Leave the pictures out. Return all other data exactly.

Excerpts from an interface dataset:
################

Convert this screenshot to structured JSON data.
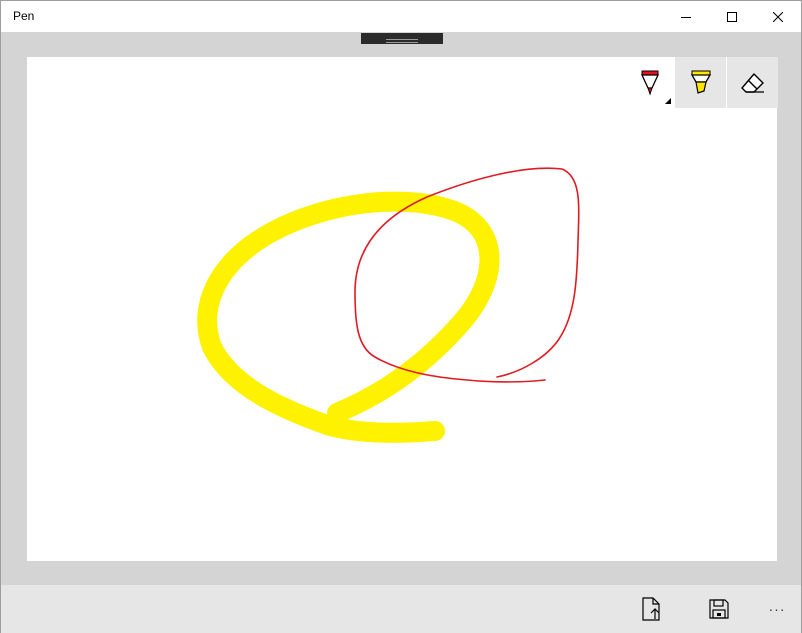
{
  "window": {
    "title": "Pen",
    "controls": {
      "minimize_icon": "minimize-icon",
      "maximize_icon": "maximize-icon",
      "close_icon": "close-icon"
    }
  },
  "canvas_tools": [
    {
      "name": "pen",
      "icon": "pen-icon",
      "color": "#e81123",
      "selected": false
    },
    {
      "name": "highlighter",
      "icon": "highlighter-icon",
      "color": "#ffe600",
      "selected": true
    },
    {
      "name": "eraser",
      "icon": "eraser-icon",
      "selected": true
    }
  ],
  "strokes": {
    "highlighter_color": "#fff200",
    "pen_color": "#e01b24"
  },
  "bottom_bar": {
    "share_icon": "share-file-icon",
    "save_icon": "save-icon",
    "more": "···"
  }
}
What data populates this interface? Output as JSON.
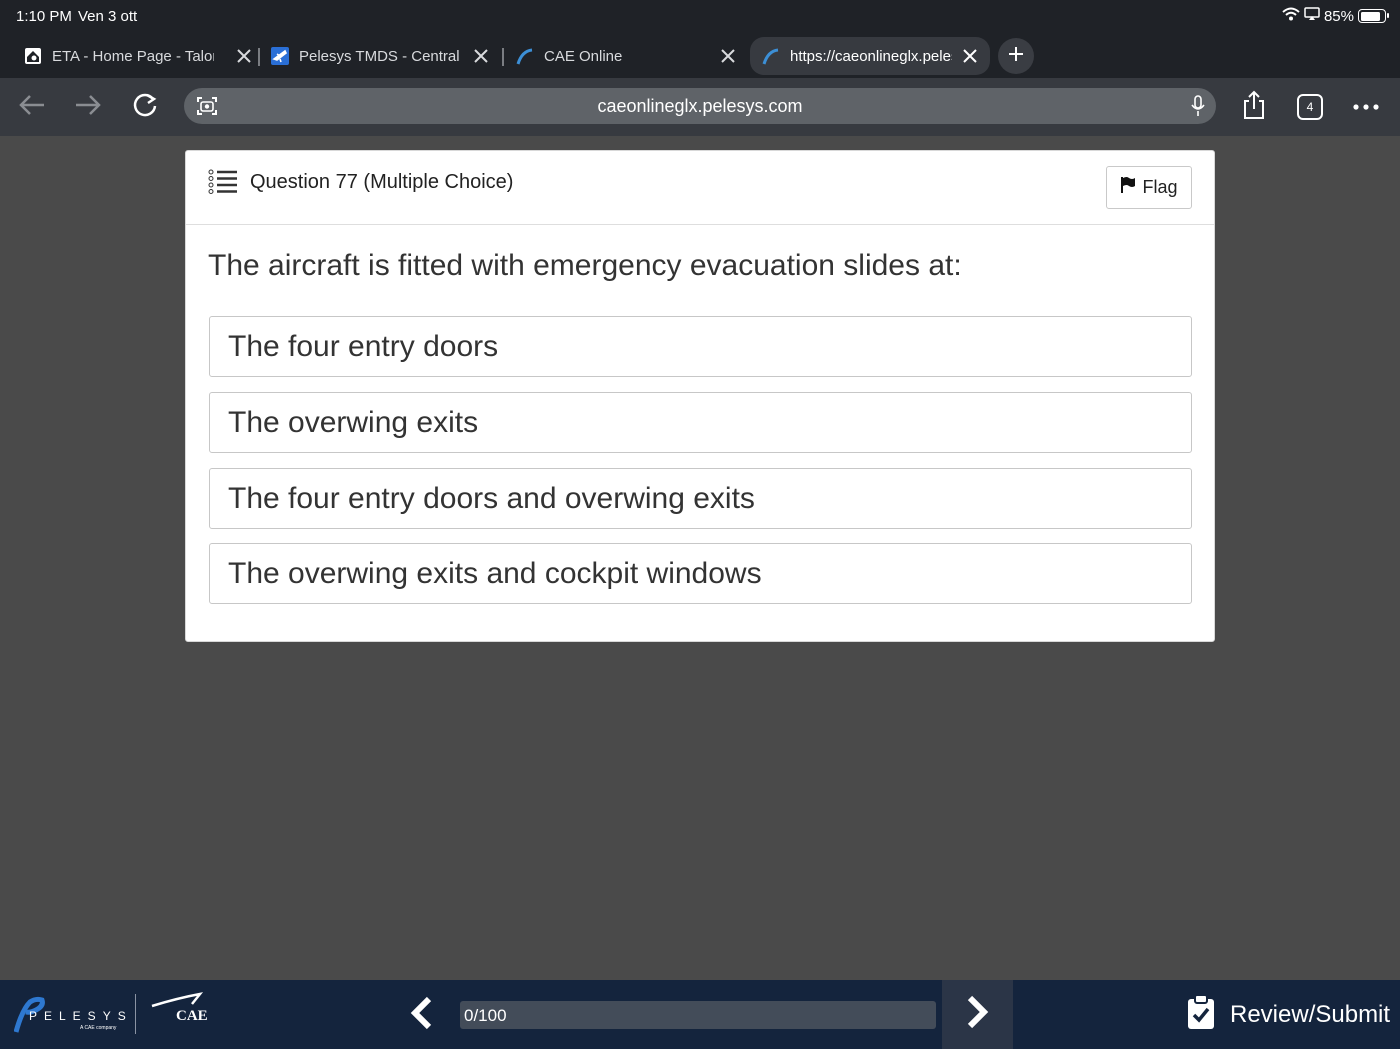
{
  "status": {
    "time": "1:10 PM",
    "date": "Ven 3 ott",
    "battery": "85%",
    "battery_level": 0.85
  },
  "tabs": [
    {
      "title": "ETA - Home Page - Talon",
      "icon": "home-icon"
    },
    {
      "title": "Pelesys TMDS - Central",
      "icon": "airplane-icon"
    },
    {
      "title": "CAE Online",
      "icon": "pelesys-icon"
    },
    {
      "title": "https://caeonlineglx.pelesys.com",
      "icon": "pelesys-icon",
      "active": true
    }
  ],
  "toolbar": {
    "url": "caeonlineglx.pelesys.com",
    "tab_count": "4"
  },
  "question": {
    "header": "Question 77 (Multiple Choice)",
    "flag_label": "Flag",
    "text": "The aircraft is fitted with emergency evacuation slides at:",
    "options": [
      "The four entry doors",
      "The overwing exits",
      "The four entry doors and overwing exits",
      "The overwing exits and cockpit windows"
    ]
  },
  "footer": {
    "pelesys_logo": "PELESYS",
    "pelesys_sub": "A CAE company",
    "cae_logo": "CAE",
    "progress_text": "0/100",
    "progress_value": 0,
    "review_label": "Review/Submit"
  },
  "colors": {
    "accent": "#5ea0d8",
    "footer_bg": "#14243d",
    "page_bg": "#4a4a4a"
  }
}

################

- **PROBLEM SOLUTION**
Convert this screenshot to structured JSON data.
{
  "window": {
    "title": "Pen",
    "controls": {
      "minimize_icon": "minimize-icon",
      "maximize_icon": "maximize-icon",
      "close_icon": "close-icon"
    }
  },
  "canvas_tools": [
    {
      "name": "pen",
      "icon": "pen-icon",
      "color": "#e81123",
      "selected": false
    },
    {
      "name": "highlighter",
      "icon": "highlighter-icon",
      "color": "#ffe600",
      "selected": true
    },
    {
      "name": "eraser",
      "icon": "eraser-icon",
      "selected": true
    }
  ],
  "strokes": {
    "highlighter_color": "#fff200",
    "pen_color": "#e01b24"
  },
  "bottom_bar": {
    "share_icon": "share-file-icon",
    "save_icon": "save-icon",
    "more": "···"
  }
}
What data populates this interface? Output as JSON.
{
  "status": {
    "time": "1:10 PM",
    "date": "Ven 3 ott",
    "battery": "85%",
    "battery_level": 0.85
  },
  "tabs": [
    {
      "title": "ETA - Home Page - Talon",
      "icon": "home-icon"
    },
    {
      "title": "Pelesys TMDS - Central",
      "icon": "airplane-icon"
    },
    {
      "title": "CAE Online",
      "icon": "pelesys-icon"
    },
    {
      "title": "https://caeonlineglx.pelesys.com",
      "icon": "pelesys-icon",
      "active": true
    }
  ],
  "toolbar": {
    "url": "caeonlineglx.pelesys.com",
    "tab_count": "4"
  },
  "question": {
    "header": "Question 77 (Multiple Choice)",
    "flag_label": "Flag",
    "text": "The aircraft is fitted with emergency evacuation slides at:",
    "options": [
      "The four entry doors",
      "The overwing exits",
      "The four entry doors and overwing exits",
      "The overwing exits and cockpit windows"
    ]
  },
  "footer": {
    "pelesys_logo": "PELESYS",
    "pelesys_sub": "A CAE company",
    "cae_logo": "CAE",
    "progress_text": "0/100",
    "progress_value": 0,
    "review_label": "Review/Submit"
  },
  "colors": {
    "accent": "#5ea0d8",
    "footer_bg": "#14243d",
    "page_bg": "#4a4a4a"
  }
}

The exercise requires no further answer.